– Patience: In my homemade experience, nothing works the first time. There is always a reason. Sometimes it takes time to find the reason. The harder it is to find, the more I learn. I learned quite a bit doing this. I’m learning more as we speak.
Tools you’ll need to buy, beg, or do without:
– A high-speed rotary tool (pronounce “Dremel”). Dremel has a drill bit kit with 1/32″ and 3/64″ bits (and on up to 1/8″). The 1/16″ bit that came with your drill is going to rip the pads off of the board. That will make soldering tough.

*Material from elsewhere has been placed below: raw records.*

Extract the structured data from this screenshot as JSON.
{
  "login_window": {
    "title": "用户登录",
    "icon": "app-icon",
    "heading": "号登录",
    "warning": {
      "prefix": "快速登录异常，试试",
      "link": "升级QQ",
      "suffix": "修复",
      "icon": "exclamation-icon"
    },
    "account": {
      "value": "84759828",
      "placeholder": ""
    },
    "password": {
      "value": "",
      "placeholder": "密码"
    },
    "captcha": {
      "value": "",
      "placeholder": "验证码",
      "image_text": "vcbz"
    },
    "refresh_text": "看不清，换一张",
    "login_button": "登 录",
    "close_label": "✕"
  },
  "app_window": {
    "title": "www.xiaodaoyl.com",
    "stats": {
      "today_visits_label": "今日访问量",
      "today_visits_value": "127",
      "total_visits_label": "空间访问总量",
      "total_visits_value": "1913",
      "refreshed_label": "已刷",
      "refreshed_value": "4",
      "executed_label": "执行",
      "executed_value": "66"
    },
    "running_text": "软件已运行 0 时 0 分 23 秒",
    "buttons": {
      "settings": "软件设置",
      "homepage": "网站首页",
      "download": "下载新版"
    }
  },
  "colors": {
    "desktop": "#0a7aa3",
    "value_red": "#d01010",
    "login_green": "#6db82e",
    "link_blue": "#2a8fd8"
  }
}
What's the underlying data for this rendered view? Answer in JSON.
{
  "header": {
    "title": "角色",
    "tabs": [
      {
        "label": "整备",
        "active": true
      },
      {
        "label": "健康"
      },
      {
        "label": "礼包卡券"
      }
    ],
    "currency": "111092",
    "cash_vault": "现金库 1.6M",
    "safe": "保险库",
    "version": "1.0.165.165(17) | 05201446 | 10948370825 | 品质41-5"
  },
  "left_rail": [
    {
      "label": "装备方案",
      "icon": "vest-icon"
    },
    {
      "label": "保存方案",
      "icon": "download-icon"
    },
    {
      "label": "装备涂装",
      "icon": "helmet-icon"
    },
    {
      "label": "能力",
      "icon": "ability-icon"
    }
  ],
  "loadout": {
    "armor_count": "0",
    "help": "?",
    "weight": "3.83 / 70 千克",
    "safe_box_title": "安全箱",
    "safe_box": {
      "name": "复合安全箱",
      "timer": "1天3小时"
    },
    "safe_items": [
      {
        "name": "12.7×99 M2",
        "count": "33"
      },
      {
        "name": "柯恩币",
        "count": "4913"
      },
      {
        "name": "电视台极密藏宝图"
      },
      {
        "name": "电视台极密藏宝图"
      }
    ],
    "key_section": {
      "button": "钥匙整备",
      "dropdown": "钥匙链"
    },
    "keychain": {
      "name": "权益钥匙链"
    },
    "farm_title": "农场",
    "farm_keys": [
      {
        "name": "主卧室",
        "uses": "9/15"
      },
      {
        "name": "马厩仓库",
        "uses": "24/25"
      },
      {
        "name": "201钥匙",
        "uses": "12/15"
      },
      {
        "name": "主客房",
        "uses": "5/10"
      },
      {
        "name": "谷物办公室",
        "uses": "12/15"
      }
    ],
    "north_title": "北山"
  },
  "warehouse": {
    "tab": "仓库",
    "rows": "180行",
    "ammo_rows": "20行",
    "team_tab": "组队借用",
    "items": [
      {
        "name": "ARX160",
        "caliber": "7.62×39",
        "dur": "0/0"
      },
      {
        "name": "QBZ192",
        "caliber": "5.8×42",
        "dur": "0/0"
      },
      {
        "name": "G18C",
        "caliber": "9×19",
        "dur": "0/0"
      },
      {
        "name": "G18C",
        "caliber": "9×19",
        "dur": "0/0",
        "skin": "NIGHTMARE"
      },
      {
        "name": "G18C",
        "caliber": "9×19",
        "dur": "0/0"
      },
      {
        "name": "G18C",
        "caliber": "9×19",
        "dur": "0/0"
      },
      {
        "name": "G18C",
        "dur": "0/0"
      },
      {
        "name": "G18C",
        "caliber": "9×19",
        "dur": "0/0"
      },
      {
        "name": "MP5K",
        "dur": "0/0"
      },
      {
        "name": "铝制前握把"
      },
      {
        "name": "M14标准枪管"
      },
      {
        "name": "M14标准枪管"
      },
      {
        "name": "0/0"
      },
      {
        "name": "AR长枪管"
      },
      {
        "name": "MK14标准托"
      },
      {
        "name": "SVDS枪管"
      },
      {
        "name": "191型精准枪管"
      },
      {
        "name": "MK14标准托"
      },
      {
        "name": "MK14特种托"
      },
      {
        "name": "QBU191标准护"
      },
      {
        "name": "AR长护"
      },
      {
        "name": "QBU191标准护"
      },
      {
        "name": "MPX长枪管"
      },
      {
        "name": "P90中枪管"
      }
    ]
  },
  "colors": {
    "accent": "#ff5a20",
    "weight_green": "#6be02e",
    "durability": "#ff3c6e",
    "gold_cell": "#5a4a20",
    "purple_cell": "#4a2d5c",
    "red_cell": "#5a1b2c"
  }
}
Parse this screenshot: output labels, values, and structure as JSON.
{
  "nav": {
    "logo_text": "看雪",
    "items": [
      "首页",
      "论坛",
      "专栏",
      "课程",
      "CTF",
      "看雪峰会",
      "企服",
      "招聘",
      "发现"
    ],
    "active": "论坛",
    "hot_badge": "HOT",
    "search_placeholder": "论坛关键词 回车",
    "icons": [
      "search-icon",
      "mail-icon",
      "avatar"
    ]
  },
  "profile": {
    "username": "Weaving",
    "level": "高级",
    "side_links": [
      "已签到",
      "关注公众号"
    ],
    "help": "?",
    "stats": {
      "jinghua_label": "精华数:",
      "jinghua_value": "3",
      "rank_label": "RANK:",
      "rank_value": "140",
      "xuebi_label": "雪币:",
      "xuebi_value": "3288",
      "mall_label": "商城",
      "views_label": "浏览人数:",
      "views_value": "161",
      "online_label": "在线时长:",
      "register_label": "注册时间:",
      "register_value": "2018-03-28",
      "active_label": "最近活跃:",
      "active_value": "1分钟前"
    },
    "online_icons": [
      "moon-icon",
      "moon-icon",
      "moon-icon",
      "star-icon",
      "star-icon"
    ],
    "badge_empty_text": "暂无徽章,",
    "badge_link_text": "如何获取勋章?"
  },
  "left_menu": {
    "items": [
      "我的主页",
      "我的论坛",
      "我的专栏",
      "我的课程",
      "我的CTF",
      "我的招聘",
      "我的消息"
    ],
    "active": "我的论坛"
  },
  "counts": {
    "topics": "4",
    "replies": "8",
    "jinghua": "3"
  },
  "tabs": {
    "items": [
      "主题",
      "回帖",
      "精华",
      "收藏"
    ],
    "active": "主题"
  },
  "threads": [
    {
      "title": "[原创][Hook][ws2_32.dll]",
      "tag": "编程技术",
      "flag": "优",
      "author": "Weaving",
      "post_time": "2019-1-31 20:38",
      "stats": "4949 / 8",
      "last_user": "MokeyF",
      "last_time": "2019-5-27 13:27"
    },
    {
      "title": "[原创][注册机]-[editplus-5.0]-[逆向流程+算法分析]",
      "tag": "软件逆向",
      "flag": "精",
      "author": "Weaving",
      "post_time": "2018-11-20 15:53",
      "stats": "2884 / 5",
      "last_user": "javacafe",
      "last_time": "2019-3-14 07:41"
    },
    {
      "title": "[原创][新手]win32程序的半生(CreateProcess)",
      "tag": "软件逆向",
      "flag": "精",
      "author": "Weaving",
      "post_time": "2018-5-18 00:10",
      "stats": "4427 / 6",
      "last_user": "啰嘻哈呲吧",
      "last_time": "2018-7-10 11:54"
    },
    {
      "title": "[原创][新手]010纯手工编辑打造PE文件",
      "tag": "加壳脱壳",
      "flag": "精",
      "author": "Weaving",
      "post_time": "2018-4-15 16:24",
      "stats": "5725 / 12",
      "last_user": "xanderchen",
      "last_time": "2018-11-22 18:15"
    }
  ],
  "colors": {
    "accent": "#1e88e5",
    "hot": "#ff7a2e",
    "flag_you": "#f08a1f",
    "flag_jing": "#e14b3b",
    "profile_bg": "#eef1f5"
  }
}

I only used it for holes that the pipe cleaners were going through.
– A good work light is a big help when you are looking for solder shorts!
– Soldering Iron.
– Side-cut pliers.
– And the rest of the stuff you hopefully already own.
Piece by piece . . .
Parts: I like Digikey (http://www.digikey.com/) despite their intimidating catalog. I’m not associated with them, but they’ve given me good service. I’ll provide you their part numbers. Substitute at your own risk. The only part I didn’t get from Digikey was the photocell. It was from RadioShack. Let me know if you find something else that works! A “RS free” buggy would be great. There is about $7 or $8 in parts per bug, but you’ll want to make a couple so they won’t be lonely. Digikey has a $5 handling charge on orders under $25 which shouldn’t be too hard to avoid.
Part Digikey Number
(1) Attiny44v MCU P/N ATTINY44V-10PU-ND
(1) IC Socket P/N 3M5474-ND
(1) Switch P/N SW400-ND
(1) Speaker P/N 102-1616-ND
(1) Battery, 225 mAh P/N P189-ND
(1) Battery holder P/N BS-3-ND
(1) IR emitter P/N 160-1028-ND
(1) IR detector P/N 160-1030-ND
(2) Red/Green LED P/N 160-1037-ND
(1) 0.1 uf cap P/N BC1160CT-ND
(1) RadioShack CdS cell (comes in 5/pack)
(1 ea.) 1000, 330, and 150 ohm resistors
(1) Single-sided 1oz copper PCB at least 1″ x 2″
Heatshrink tubing (optional)
Buggy Boarding . . .
There are other tutorials about making PCBs, so I’m not going to detail that torture here. I used the toner-transfer method. You can used the bitmap file to print out an image or use the Eagle Cad files. I used Microsoft Paint to print out the bitmap to the correct scale. Print a board image on plain paper and do a mock up with real parts first.
If at first you don’t succeed, try, try, again. It took me several tries before I got a usable transfer. You can do some touch up with a Sharpie marker, or just scrub it clean and try again. I’m getting better at it. The deadline for the project was too close, or I would have looked into having them manufactured. If you go to that trouble, put me down for a couple.
Drilling the board was a bit of a trick as well. Dremel has a drill bit kit that has 1/32″, 3/64″, and 1/16″ bits. I made a diagram (below) to show what pad is drilled to which size. Wear a mask. Breathing fiber glass dust is not recommended. The hole for the speaker is ½” . There is pad there to act as a pilot hole.
This free embedded project also found using:
- programmable led